21. The Radical and His Protege Who Perfected Democracy
Classical Athens’ final transformation into a radical democracy is credited to the reformer Ephialtes (died 461 BC). He was opposed by the conservative upper classes, led by Cimon, son of Miltiades. The conservatives began the contest with the upper hand and control of the Athenian Assembly. That changed in 464 BC, when Sparta appealed to Athens for help in suppressing a Helot serf revolt. Over Ephialtes’ strong objections, Cimon carried the day and convinced the Assembly to send an Athenian force to help Sparta. However, when the Athenians arrived, the Spartans changed their minds.
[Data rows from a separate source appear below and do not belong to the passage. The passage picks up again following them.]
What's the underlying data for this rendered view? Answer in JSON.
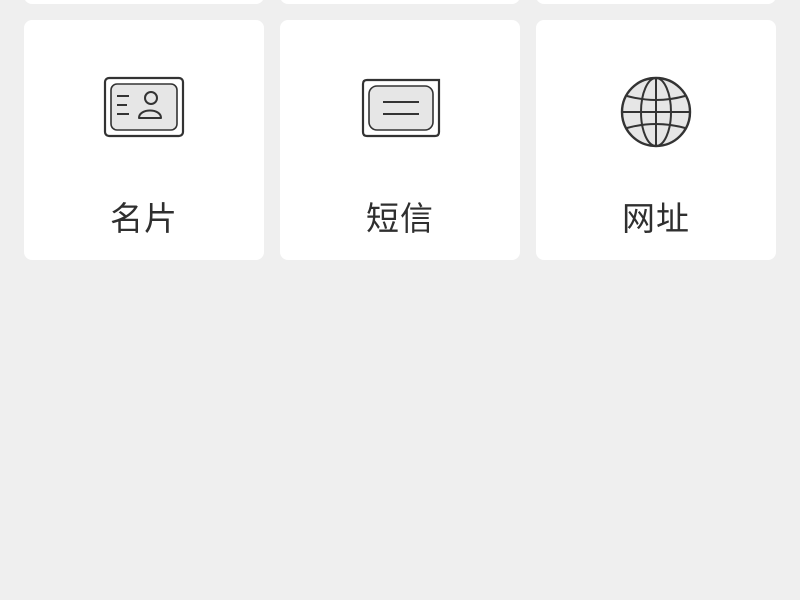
{
  "grid": {
    "items": [
      {
        "label": "名片",
        "icon": "business-card-icon"
      },
      {
        "label": "短信",
        "icon": "message-icon"
      },
      {
        "label": "网址",
        "icon": "globe-icon"
      }
    ]
  },
  "colors": {
    "background": "#efefef",
    "card": "#ffffff",
    "text": "#2f2f2f",
    "icon_stroke": "#333333",
    "icon_fill": "#e6e6e6"
  }
}
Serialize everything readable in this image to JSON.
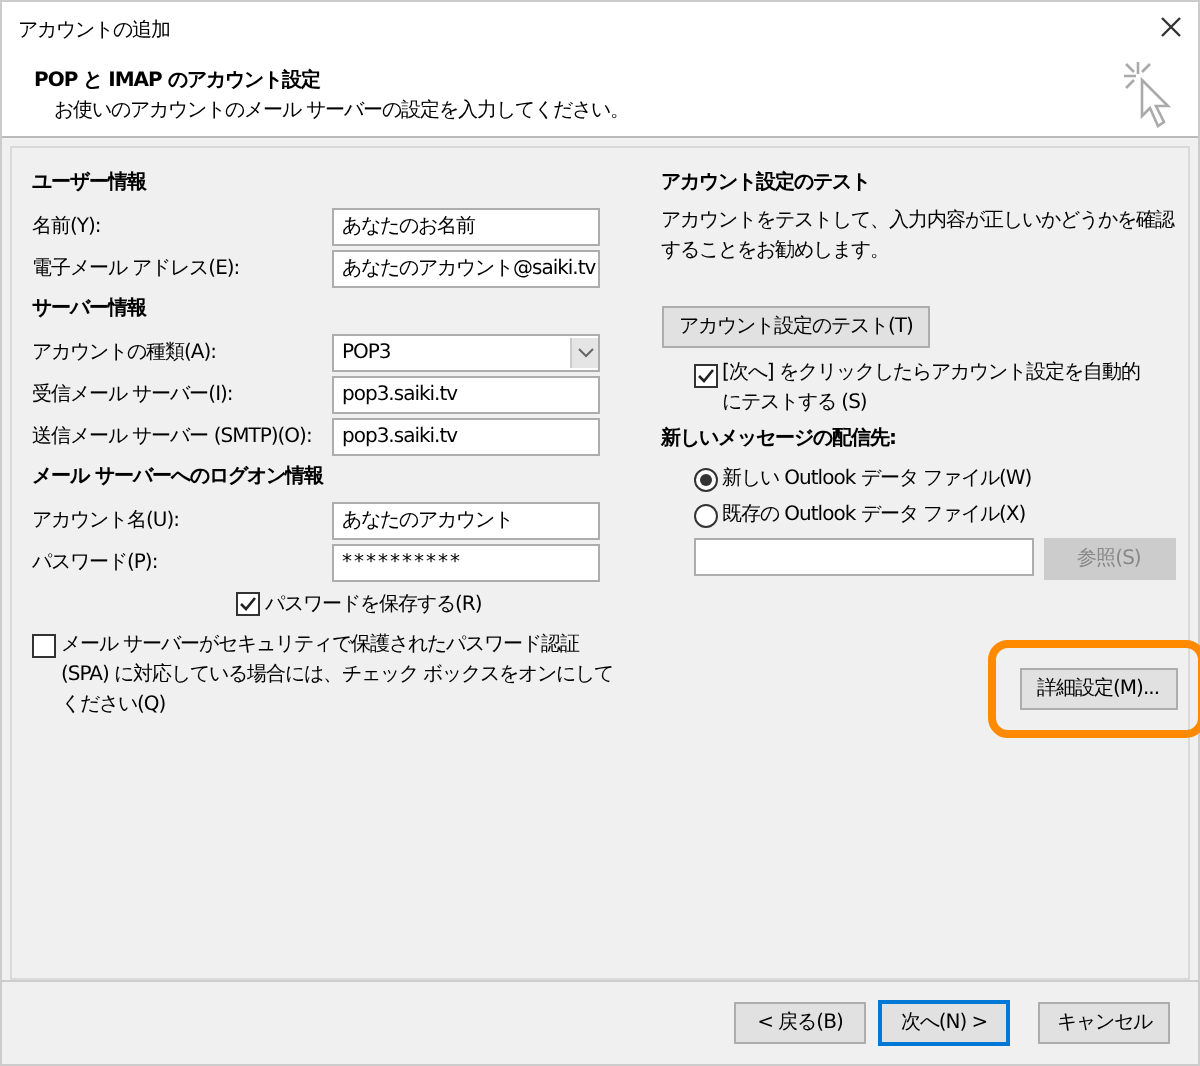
{
  "window": {
    "title": "アカウントの追加"
  },
  "header": {
    "title": "POP と IMAP のアカウント設定",
    "subtitle": "お使いのアカウントのメール サーバーの設定を入力してください。"
  },
  "sections": [
    {
      "heading": "ユーザー情報",
      "fields": [
        {
          "kind": "text",
          "label": "名前(Y):",
          "value": "あなたのお名前"
        },
        {
          "kind": "text",
          "label": "電子メール アドレス(E):",
          "value": "あなたのアカウント@saiki.tv"
        }
      ]
    },
    {
      "heading": "サーバー情報",
      "fields": [
        {
          "kind": "select",
          "label": "アカウントの種類(A):",
          "value": "POP3"
        },
        {
          "kind": "text",
          "label": "受信メール サーバー(I):",
          "value": "pop3.saiki.tv"
        },
        {
          "kind": "text",
          "label": "送信メール サーバー (SMTP)(O):",
          "value": "pop3.saiki.tv"
        }
      ]
    },
    {
      "heading": "メール サーバーへのログオン情報",
      "fields": [
        {
          "kind": "text",
          "label": "アカウント名(U):",
          "value": "あなたのアカウント"
        },
        {
          "kind": "password",
          "label": "パスワード(P):",
          "value": "**********"
        }
      ]
    }
  ],
  "save_password": {
    "label": "パスワードを保存する(R)",
    "checked": true
  },
  "spa": {
    "label": "メール サーバーがセキュリティで保護されたパスワード認証 (SPA) に対応している場合には、チェック ボックスをオンにしてください(Q)",
    "checked": false
  },
  "test": {
    "heading": "アカウント設定のテスト",
    "description": "アカウントをテストして、入力内容が正しいかどうかを確認することをお勧めします。",
    "button": "アカウント設定のテスト(T)",
    "auto_test": {
      "label": "[次へ] をクリックしたらアカウント設定を自動的にテストする (S)",
      "checked": true
    }
  },
  "delivery": {
    "heading": "新しいメッセージの配信先:",
    "options": [
      {
        "label": "新しい Outlook データ ファイル(W)",
        "selected": true
      },
      {
        "label": "既存の Outlook データ ファイル(X)",
        "selected": false
      }
    ],
    "browse": {
      "label": "参照(S)",
      "disabled": true
    }
  },
  "advanced": {
    "label": "詳細設定(M)...",
    "highlighted": true
  },
  "footer_buttons": [
    {
      "label": "< 戻る(B)",
      "default": false
    },
    {
      "label": "次へ(N) >",
      "default": true
    },
    {
      "label": "キャンセル",
      "default": false
    }
  ]
}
Fearing that their democratic notions might infect their remaining Helots and inflame them into joining the revolt, the Spartans sent the Athenians back. Cimon’s humiliated faction lost credibility, and leading conservatives were tried for corruption. Ephialtes engineered Cimon’s ostracism and exile, became Athens’ leader, and launched a program of radical reforms.
Ephialtes’ greatest reform was to emasculate the Areopagus, a council of elders that was more conservative than the citizen Assembly. It served as Athens’ highest court, with a constitutional review that gave it a veto over the more democratic Assembly. Ephialtes stripped the Areopagus of nearly all its powers, transferring them to more democratic bodies whose membership was drawn by lot, such as the Boule and the Heliaia. The Areopagus’ jurisdiction was narrowed to murder and arson cases. Ephialtes also reduced property qualifications for office holders, and introduced pay for the holders of public office, thus enabling poorer citizens to hold offices that previously had been the preserve of the wealthy. His reforms were strongly resented by the oligarchic faction, who assassinated him in 461 BC. His deputy, Pericles, took the leadership reins, and completed Ephialtes’ agenda, finalizing the transformation of Athens into a direct democracy.